There is the chance of a large segment of the population in your Urban environment would move on, leaving a smaller percentage of the population and therefore a better chance of organization for the better good of all. This may well open other resources such as water,……think water heaters, swimming pools and polluted sources of water that you can purify. Even then unless you have a full time water source and ability to grow food for yourself, and, maintain security this will be iffy.

So back to the conversation between my buddy and the older guy. They discuss the older gent’s plan to move to an unpopulated stretch of river were he would have a water source and where he could hunt and fish for food. This will rapidly turn into literal survival scenario,…..scratching an existence out of nothing, as opposed to decent living. A camper, six months or more of stored food, seeds and a small group of alike minded and supplied people would make this much more viable.

This all boils down to preparation. Everybody be safe and prepare well.

Thursday, May 6, 2010

Urban Survival Skills – Wilderness Survival

I am often asked for recommendations on wilderness survival training courses and references on back country survival.

I was a Wilderness Survival Instructor for a military course where we presented two days of hands on round, robin type instruction on various desert survival related subjects including: Survival Sheltercraft; Building expedient weapons; Traps, Snares and Hunting; Water procurement and Purification; Edible Plants and Medicinal Uses; Poisonous Plants; Poisonous Dwellers (predominantly Rattlesnakes); Fire Starting; Navigation without mechanical aids; and, Recognizing and treating Dehydration and Heat Injuries.
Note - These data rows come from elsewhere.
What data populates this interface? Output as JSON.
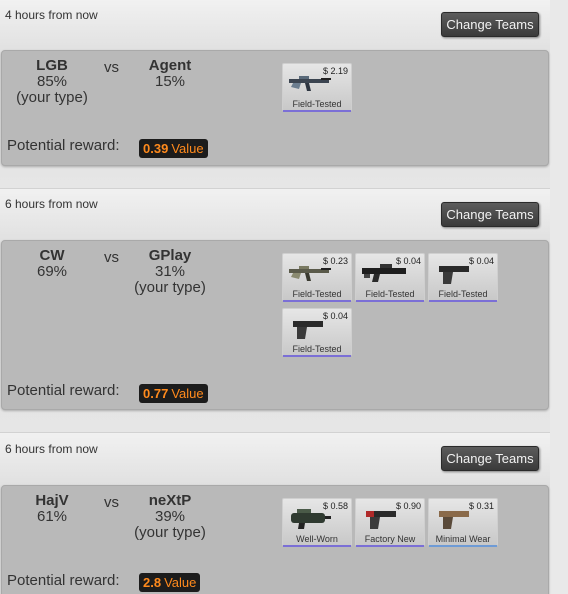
{
  "vs_label": "vs",
  "reward_label": "Potential reward:",
  "change_teams_label": "Change Teams",
  "wear_colors": {
    "Field-Tested": "#7b6fd6",
    "Well-Worn": "#7b6fd6",
    "Factory New": "#7b6fd6",
    "Minimal Wear": "#6e9bd6"
  },
  "matches": [
    {
      "time": "4 hours from now",
      "team1": {
        "name": "LGB",
        "percent": "85%",
        "note": "(your type)"
      },
      "team2": {
        "name": "Agent",
        "percent": "15%",
        "note": ""
      },
      "reward_value": "0.39",
      "reward_unit": "Value",
      "items": [
        {
          "price": "$ 2.19",
          "wear": "Field-Tested",
          "icon": "ak47-icon"
        }
      ]
    },
    {
      "time": "6 hours from now",
      "team1": {
        "name": "CW",
        "percent": "69%",
        "note": ""
      },
      "team2": {
        "name": "GPlay",
        "percent": "31%",
        "note": "(your type)"
      },
      "reward_value": "0.77",
      "reward_unit": "Value",
      "items": [
        {
          "price": "$ 0.23",
          "wear": "Field-Tested",
          "icon": "ak47-icon"
        },
        {
          "price": "$ 0.04",
          "wear": "Field-Tested",
          "icon": "scar-icon"
        },
        {
          "price": "$ 0.04",
          "wear": "Field-Tested",
          "icon": "pistol-icon"
        },
        {
          "price": "$ 0.04",
          "wear": "Field-Tested",
          "icon": "pistol-icon"
        }
      ]
    },
    {
      "time": "6 hours from now",
      "team1": {
        "name": "HajV",
        "percent": "61%",
        "note": ""
      },
      "team2": {
        "name": "neXtP",
        "percent": "39%",
        "note": "(your type)"
      },
      "reward_value": "2.8",
      "reward_unit": "Value",
      "items": [
        {
          "price": "$ 0.58",
          "wear": "Well-Worn",
          "icon": "p90-icon"
        },
        {
          "price": "$ 0.90",
          "wear": "Factory New",
          "icon": "pistol-icon"
        },
        {
          "price": "$ 0.31",
          "wear": "Minimal Wear",
          "icon": "pistol-tan-icon"
        }
      ]
    }
  ]
}
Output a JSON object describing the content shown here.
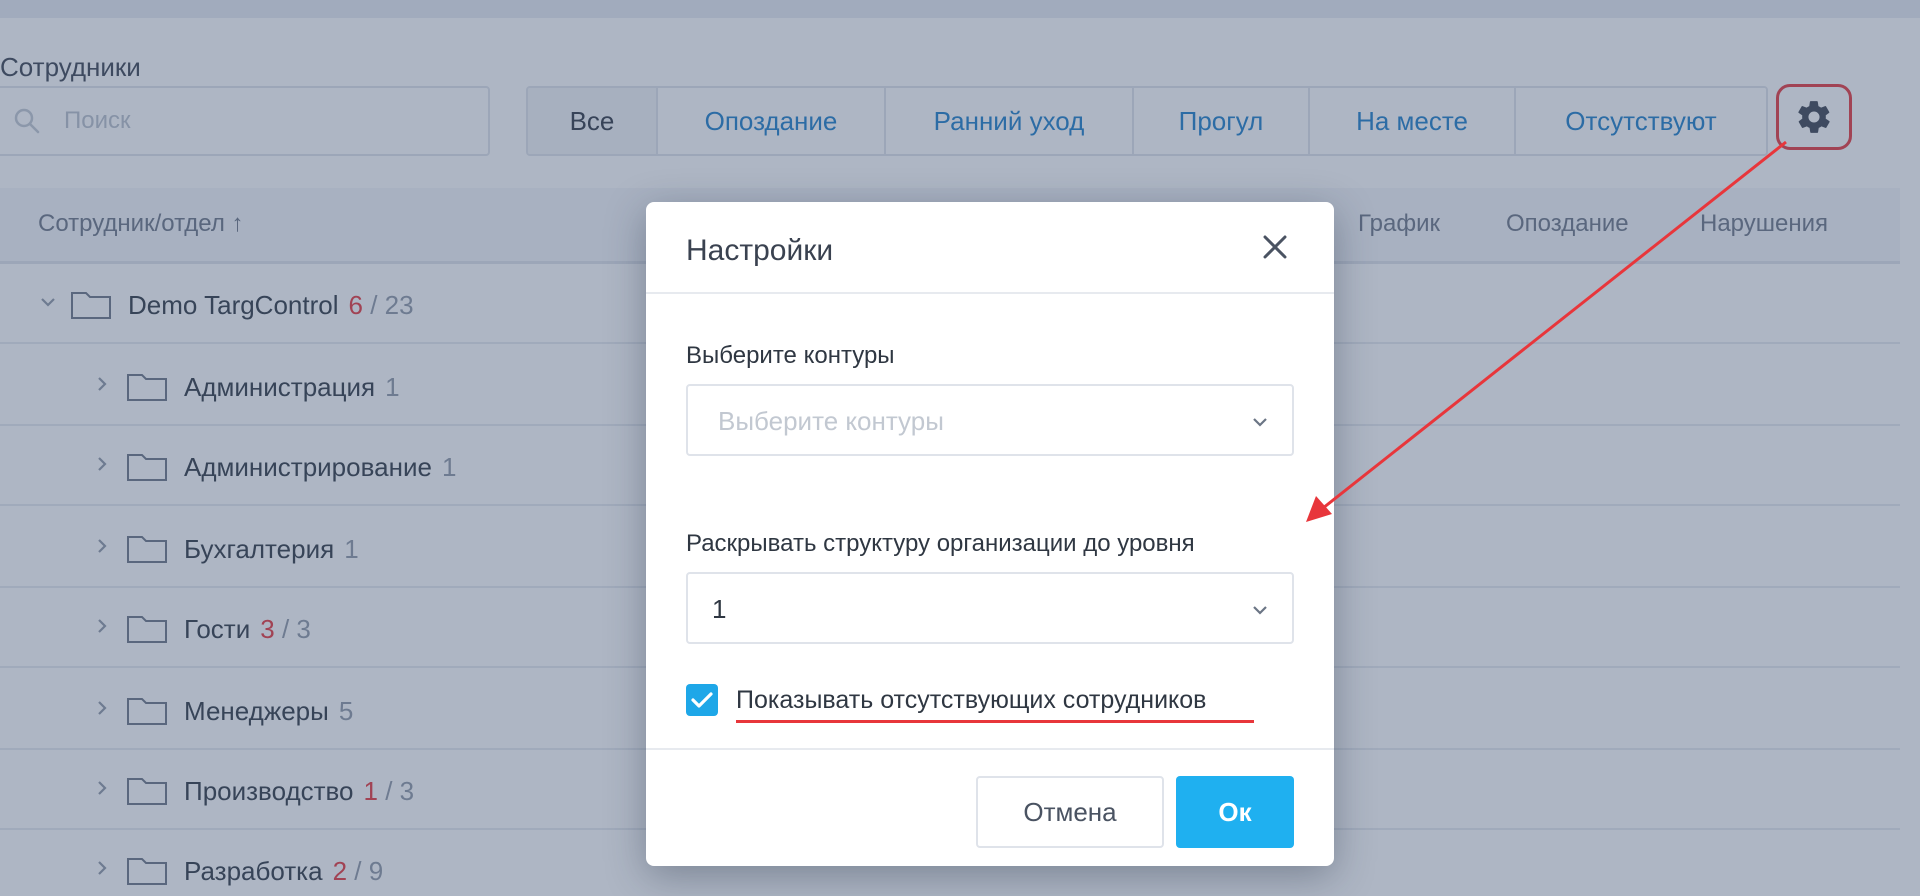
{
  "page": {
    "section_title": "Сотрудники",
    "search_placeholder": "Поиск"
  },
  "tabs": [
    {
      "label": "Все",
      "active": true
    },
    {
      "label": "Опоздание",
      "active": false
    },
    {
      "label": "Ранний уход",
      "active": false
    },
    {
      "label": "Прогул",
      "active": false
    },
    {
      "label": "На месте",
      "active": false
    },
    {
      "label": "Отсутствуют",
      "active": false
    }
  ],
  "settings_button_icon": "gear-icon",
  "table": {
    "columns": {
      "employee": "Сотрудник/отдел ↑",
      "schedule": "График",
      "late": "Опоздание",
      "violations": "Нарушения"
    },
    "rows": [
      {
        "name": "Demo TargControl",
        "late": "6",
        "total": "/ 23",
        "expanded": true
      },
      {
        "name": "Администрация",
        "late": "",
        "total": "1",
        "expanded": false
      },
      {
        "name": "Администрирование",
        "late": "",
        "total": "1",
        "expanded": false
      },
      {
        "name": "Бухгалтерия",
        "late": "",
        "total": "1",
        "expanded": false
      },
      {
        "name": "Гости",
        "late": "3",
        "total": "/ 3",
        "expanded": false
      },
      {
        "name": "Менеджеры",
        "late": "",
        "total": "5",
        "expanded": false
      },
      {
        "name": "Производство",
        "late": "1",
        "total": "/ 3",
        "expanded": false
      },
      {
        "name": "Разработка",
        "late": "2",
        "total": "/ 9",
        "expanded": false
      }
    ]
  },
  "modal": {
    "title": "Настройки",
    "contours_label": "Выберите контуры",
    "contours_placeholder": "Выберите контуры",
    "level_label": "Раскрывать структуру организации до уровня",
    "level_value": "1",
    "show_absent_label": "Показывать отсутствующих сотрудников",
    "show_absent_checked": true,
    "cancel_label": "Отмена",
    "ok_label": "Ок"
  },
  "colors": {
    "accent_blue": "#1fb0f0",
    "link_blue": "#1c7dc9",
    "annotation_red": "#e8363b",
    "late_red": "#e8363b"
  }
}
We then placed these individuals in small teams into a desert environment where they had to move 60 miles in 8 days to a pickup point for recovery. They were not given anything other than 2 one quart canteens and knife and some parachute suspension line, and, only eat or drank what they found or caught.

Anybody going through this training will have the skills and understanding to survive not only in Desert environments or also other wilderness’ as principles and techniques are essential the same even as some of the environmental concerns, animals and plant life changes.

But understand that being stranded in a wilderness and surviving until recovered is much different is living in degraded society after a collapse. To put it another way, anybody with sufficient training and skills can survive like an animal but living with any quality in an environment without packaged foods, services provided electricity and greater threats such as overtly operating gangs of criminals and lack of medical infrastructure is going to take a lot of planning, preparation and the acquisition of Survival related Gear, Equipment and Supplies.

Having said that, learning about surviving in the wilderness is something for the Urban Survivalist to consider especially if the Bug Out plan following a collapse may include transiting rural or remote areas, and possibly moving overland on foot. The Survival Bug Out Bag, which consists of essential Survival Gear and Equipment, should ensure you have the tools to survive until you get to your prepared Safe Location, but your movement may be much slower than you anticipate and you may run out of essential supplies and/or lose some of all of your kit.

So it pays to have the Wilderness Survival training and skills. Barring that the next best step is to have some decent reference material on Wilderness Survival.

For General Wilderness Survival there are three excellent books among many that we recommend: Tappan On Survival, by Mel Tappen; US Army Field Manual on Survival; and, John Wiseman’s SAS Survival handbook. These are available through the Recommended Reading link to the left and also on the bottom of this page.

For specific topics such as Edible Plants, three of the best resources we have found are; Wild Cards: Edible Wild Foods, by Linda Runyon; Edible Foods Master Class (book and DVD); and, an old time classic, Stalking the Wild Asparagus, by Euell Gibbons. Other good edible plants book are a available as well.